German joblessness unexpectedly dropped in June and the unemployment rate remained close to its lowest level since reunification more than two decades ago, underscoring the strength of the domestic economy. 1 Today Germany’s unemployment rate of 5.4% (using OECD figures) is one of the lowest in Europe. Youth unemployment, below 8%, is half that in America and a third of the European average.2 Germany currently has the continent’s largest economy and the fourth largest economy in the world. 3
It’s safe to say that Germany is an economic powerhouse and yet, Germans get an average of 34 paid vacation days per year. 4 Some argue that paid vacation days don’t in fact lead to higher productivity 5 and of course, we cannot extrapolate that Germany’s economic success is a consequence of its ample amount of paid vacation days. However, many argue that paid vacation days play an integral role in establishing a better quality of life and work-life balance.
Sheryl Sandberg, the COO of Facebook, tells the following story in her book Lean In where she references one of her first bosses, Larry Kanarek: One day, Larry gathered everyone for a talk. He explained that since he was running the office, employees came to him when they want to quit. Over time, he noticed that people quit for one reason only: they were burnt out, tired of working long hours and traveling. Larry said he could understand the complaint, but what he couldn’t understand was that all the people who quit-every single one- had unused vacation time. 7

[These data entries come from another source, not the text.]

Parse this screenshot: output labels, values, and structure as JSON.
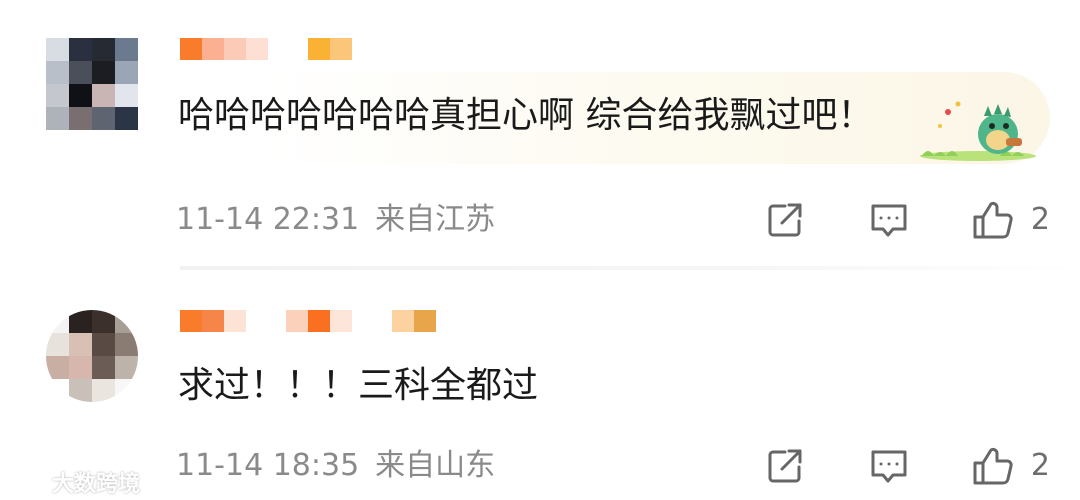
{
  "comments": [
    {
      "content": "哈哈哈哈哈哈哈真担心啊 综合给我飘过吧！",
      "time": "11-14 22:31",
      "location": "来自江苏",
      "likes": "2",
      "avatar_colors": [
        "#d8dde4",
        "#2b3040",
        "#262a33",
        "#6b7a8f",
        "#b9bfc9",
        "#4a4f59",
        "#1b1d22",
        "#9aa5b5",
        "#c4c8ce",
        "#0f1116",
        "#c9b5b3",
        "#e2e6ec",
        "#aeb3ba",
        "#7a6f70",
        "#5f6570",
        "#2c3545"
      ],
      "username_colors": [
        "#f97b2c",
        "#fbb091",
        "#fccbb7",
        "#fde0d3",
        "#f9b233",
        "#fbc57a"
      ]
    },
    {
      "content": "求过！！！三科全都过",
      "time": "11-14 18:35",
      "location": "来自山东",
      "likes": "2",
      "avatar_colors": [
        "#f4f4f4",
        "#2a2220",
        "#3b302c",
        "#a79e95",
        "#e8e2dc",
        "#d9c0b5",
        "#5a4a44",
        "#8a7c73",
        "#c9aea4",
        "#d7b7ad",
        "#6b5c55",
        "#bdb3aa",
        "#ffffff",
        "#c9c1b9",
        "#eae5df",
        "#f7f7f7"
      ],
      "username_colors": [
        "#f97b2c",
        "#f6854a",
        "#fde3d6",
        "#fcd1bb",
        "#f97021",
        "#fde5d9",
        "#fbd2a0",
        "#e9a54a"
      ]
    }
  ],
  "icons": {
    "share": "share-icon",
    "comment": "comment-icon",
    "like": "like-icon"
  },
  "watermark": {
    "text": "大数跨境"
  },
  "colors": {
    "meta_text": "#8a8a8a",
    "icon_stroke": "#666666",
    "content_text": "#1a1a1a"
  }
}
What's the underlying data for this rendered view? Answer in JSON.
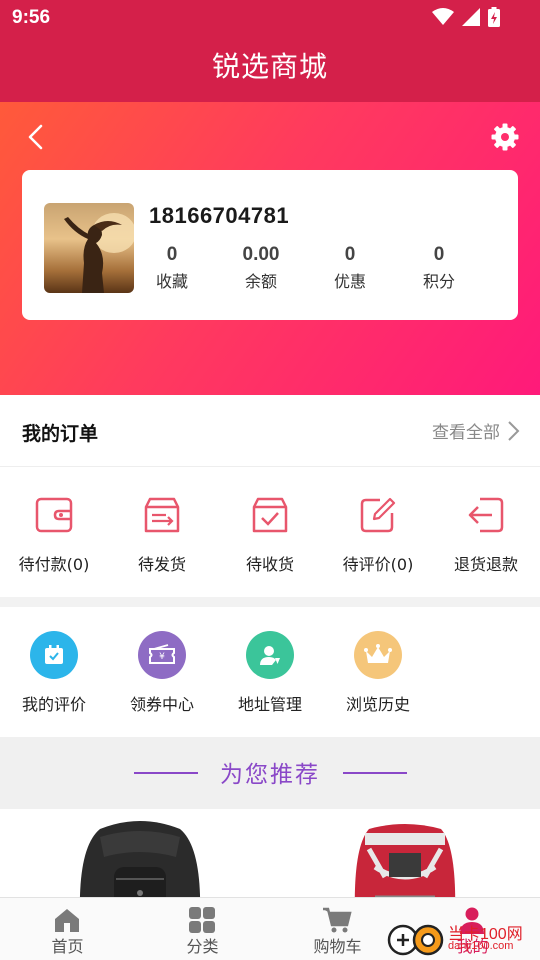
{
  "status_bar": {
    "time": "9:56"
  },
  "app_bar": {
    "title": "锐选商城"
  },
  "profile": {
    "phone": "18166704781",
    "stats": [
      {
        "value": "0",
        "label": "收藏"
      },
      {
        "value": "0.00",
        "label": "余额"
      },
      {
        "value": "0",
        "label": "优惠"
      },
      {
        "value": "0",
        "label": "积分"
      }
    ]
  },
  "orders": {
    "title": "我的订单",
    "view_all": "查看全部",
    "items": [
      {
        "label": "待付款(0)",
        "icon": "wallet-icon"
      },
      {
        "label": "待发货",
        "icon": "shipping-box-icon"
      },
      {
        "label": "待收货",
        "icon": "receive-box-icon"
      },
      {
        "label": "待评价(0)",
        "icon": "edit-review-icon"
      },
      {
        "label": "退货退款",
        "icon": "return-icon"
      }
    ]
  },
  "tools": {
    "items": [
      {
        "label": "我的评价",
        "icon": "calendar-check-icon",
        "color": "#2cb5ea"
      },
      {
        "label": "领券中心",
        "icon": "coupon-icon",
        "color": "#8e6cc4"
      },
      {
        "label": "地址管理",
        "icon": "user-pin-icon",
        "color": "#3bc59a"
      },
      {
        "label": "浏览历史",
        "icon": "crown-icon",
        "color": "#f5c67a"
      }
    ]
  },
  "recommend": {
    "title": "为您推荐"
  },
  "tabbar": {
    "tabs": [
      {
        "label": "首页",
        "icon": "home-icon"
      },
      {
        "label": "分类",
        "icon": "grid-icon"
      },
      {
        "label": "购物车",
        "icon": "cart-icon"
      },
      {
        "label": "我的",
        "icon": "user-icon"
      }
    ]
  },
  "watermark": {
    "text": "当卡100网",
    "url": "danji100.com"
  },
  "colors": {
    "brand": "#d4204a",
    "accent_purple": "#8a48c8",
    "order_icon": "#e8566c",
    "tab_active": "#d81e5b"
  }
}
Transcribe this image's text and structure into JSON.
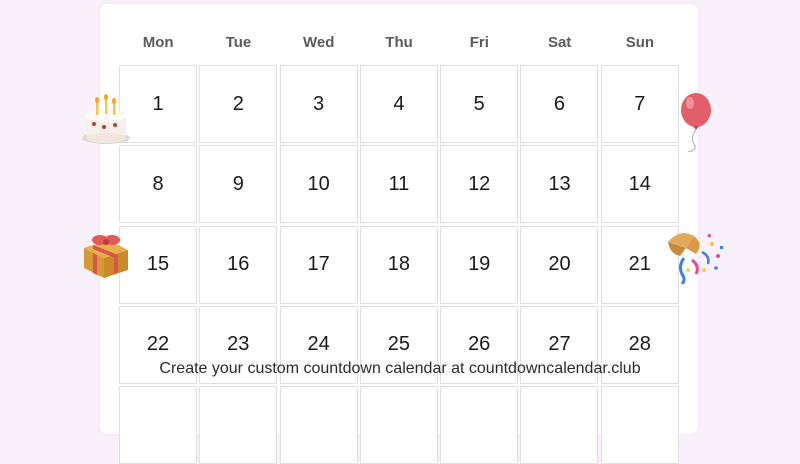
{
  "calendar": {
    "weekdays": [
      "Mon",
      "Tue",
      "Wed",
      "Thu",
      "Fri",
      "Sat",
      "Sun"
    ],
    "days": [
      "1",
      "2",
      "3",
      "4",
      "5",
      "6",
      "7",
      "8",
      "9",
      "10",
      "11",
      "12",
      "13",
      "14",
      "15",
      "16",
      "17",
      "18",
      "19",
      "20",
      "21",
      "22",
      "23",
      "24",
      "25",
      "26",
      "27",
      "28",
      "",
      "",
      "",
      "",
      "",
      "",
      ""
    ]
  },
  "footer": {
    "text": "Create your custom countdown calendar at countdowncalendar.club"
  },
  "decorations": [
    "cake-icon",
    "balloon-icon",
    "gift-icon",
    "party-popper-icon"
  ],
  "colors": {
    "page_background": "#f9f1fa",
    "card_background": "#ffffff",
    "cell_border": "#e0e0e0",
    "weekday_text": "#5b5b5b"
  }
}
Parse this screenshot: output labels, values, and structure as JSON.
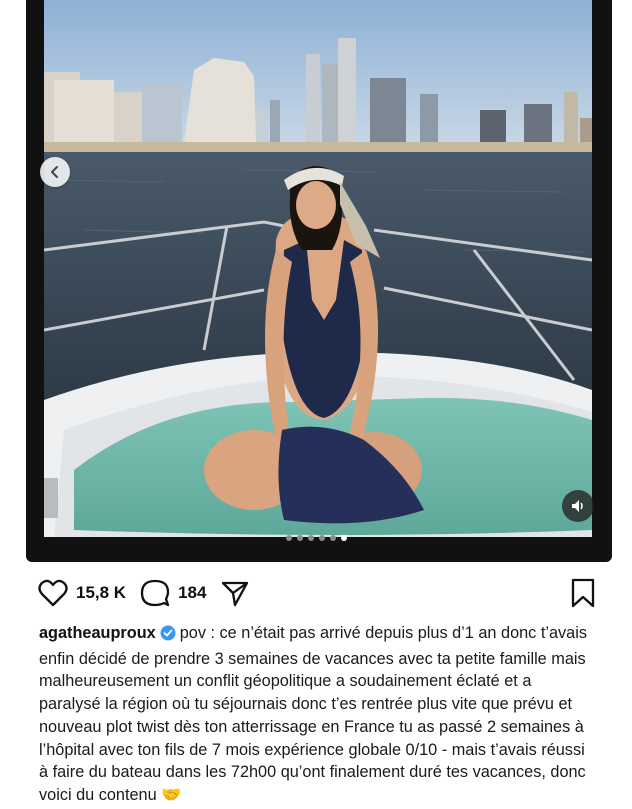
{
  "post": {
    "media": {
      "description_icon": "yacht-photo",
      "carousel": {
        "total": 6,
        "active_index": 5
      },
      "prev_icon": "chevron-left-icon",
      "mute_icon": "speaker-icon"
    },
    "actions": {
      "likes": "15,8 K",
      "comments": "184"
    },
    "caption": {
      "username": "agatheauproux",
      "text": "pov : ce n’était pas arrivé depuis plus d’1 an donc t’avais enfin décidé de prendre 3 semaines de vacances avec ta petite famille mais malheureusement un conflit géopolitique a soudainement éclaté et a paralysé la région où tu séjournais donc t’es rentrée plus vite que prévu et nouveau plot twist dès ton atterrissage en France tu as passé 2 semaines à l’hôpital avec ton fils de 7 mois expérience globale 0/10 - mais t’avais réussi à faire du bateau dans les 72h00 qu’ont finalement duré tes vacances, donc voici du contenu 🤝"
    }
  },
  "colors": {
    "accent_verified": "#3897f0",
    "frame": "#111111"
  }
}
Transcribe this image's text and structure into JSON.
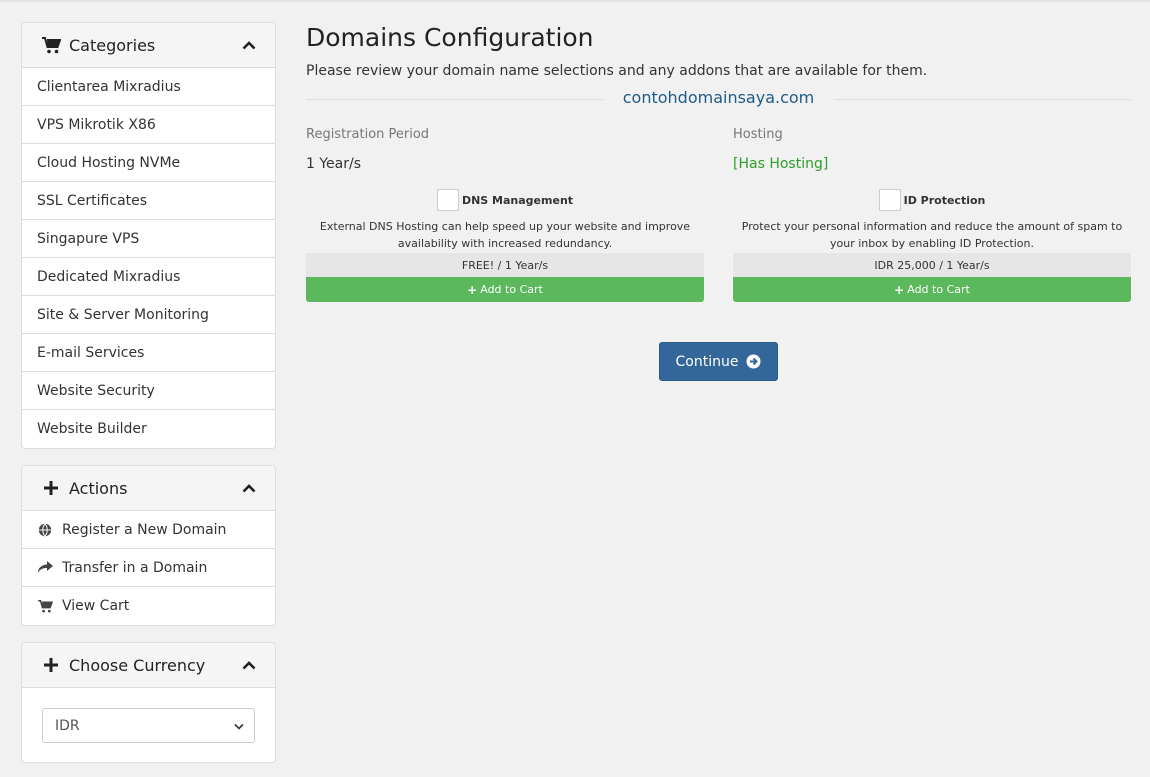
{
  "sidebar": {
    "categories": {
      "title": "Categories",
      "items": [
        {
          "label": "Clientarea Mixradius"
        },
        {
          "label": "VPS Mikrotik X86"
        },
        {
          "label": "Cloud Hosting NVMe"
        },
        {
          "label": "SSL Certificates"
        },
        {
          "label": "Singapure VPS"
        },
        {
          "label": "Dedicated Mixradius"
        },
        {
          "label": "Site & Server Monitoring"
        },
        {
          "label": "E-mail Services"
        },
        {
          "label": "Website Security"
        },
        {
          "label": "Website Builder"
        }
      ]
    },
    "actions": {
      "title": "Actions",
      "items": [
        {
          "label": "Register a New Domain",
          "icon": "globe-icon"
        },
        {
          "label": "Transfer in a Domain",
          "icon": "share-arrow-icon"
        },
        {
          "label": "View Cart",
          "icon": "cart-icon"
        }
      ]
    },
    "currency": {
      "title": "Choose Currency",
      "selected": "IDR"
    }
  },
  "main": {
    "title": "Domains Configuration",
    "subtitle": "Please review your domain name selections and any addons that are available for them.",
    "domain": "contohdomainsaya.com",
    "registration": {
      "label": "Registration Period",
      "value": "1 Year/s"
    },
    "hosting": {
      "label": "Hosting",
      "value": "[Has Hosting]"
    },
    "addons": [
      {
        "name": "DNS Management",
        "description": "External DNS Hosting can help speed up your website and improve availability with increased redundancy.",
        "price": "FREE! / 1 Year/s",
        "button": "Add to Cart"
      },
      {
        "name": "ID Protection",
        "description": "Protect your personal information and reduce the amount of spam to your inbox by enabling ID Protection.",
        "price": "IDR 25,000 / 1 Year/s",
        "button": "Add to Cart"
      }
    ],
    "continue_label": "Continue"
  },
  "colors": {
    "accent": "#336699",
    "success": "#5cb85c",
    "link": "#1f5b88",
    "hosting_green": "#2aa02a"
  }
}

And he wasn’t alone in this observation: according to a 2010 Reuters/Ipsos Poll, “only 57 percent of U.S. workers take all the vacation days they are due.6 Sandberg also references a 2012 survey of employed adults that showed that 80 percent of the respondents continued to work after leaving the office, 38 percent checked e-mail at the dinner table, and 69 percent can’t go to bed without checking their in-box.” 7
Some researchers are concerned that our unrelenting strive to succeed may be impacting our psychological well being. Researcher Sabine Sonnentag of the University of Konstanz in Germany is concerned about our ‘inability to detach’ and has found that those who detach from work on a regular basis have a lower level of emotional exhaustion and higher life satisfaction.9 Work-life balance is being discussed more and more now in the US, facilitated in large part by the burgeoning field of positive psychology. Sonnentag also concedes that different people may require variant levels of detachment and that for some, “taking a Friday night family break from all electronics” would be a sufficient and important way to guard against burnout.8 This is particularly pertinent to the new generation of ambitious and driven Americans who are looking to be successful in demanding and high-stress jobs.
I chose to spend this past summer vacation working in Germany. I was reminded that travel engenders something even more valuable; cognizance. Travel fosters not only a deeper sense and understanding of the inner-workings of another culture, but also of our own. The experiences gained and the observations made, cultivate self-reflection and assessment. What do they have, that we don’t have? What do they do, that we don’t do? (And of course, the antithesis as well; what do we have that they don´t have?). Travel allows for cross-cultural and idea exchange that has the potential to improve all nations involved. As the world becomes ever more interconnected, travel and cross-cultural exchange will become increasingly important. And it’s also important to remember that exposure and openness to new ideas will ultimately allow us to grow and develop as individuals and, consequently, as a country.
Johns Hopkins University
7. Sandberg, Sheryl. “The Myth of Doing It All.” Lean in: women, work, and the will to lead. New York: Alfred A. Knopf, 2013. 125-131. Print.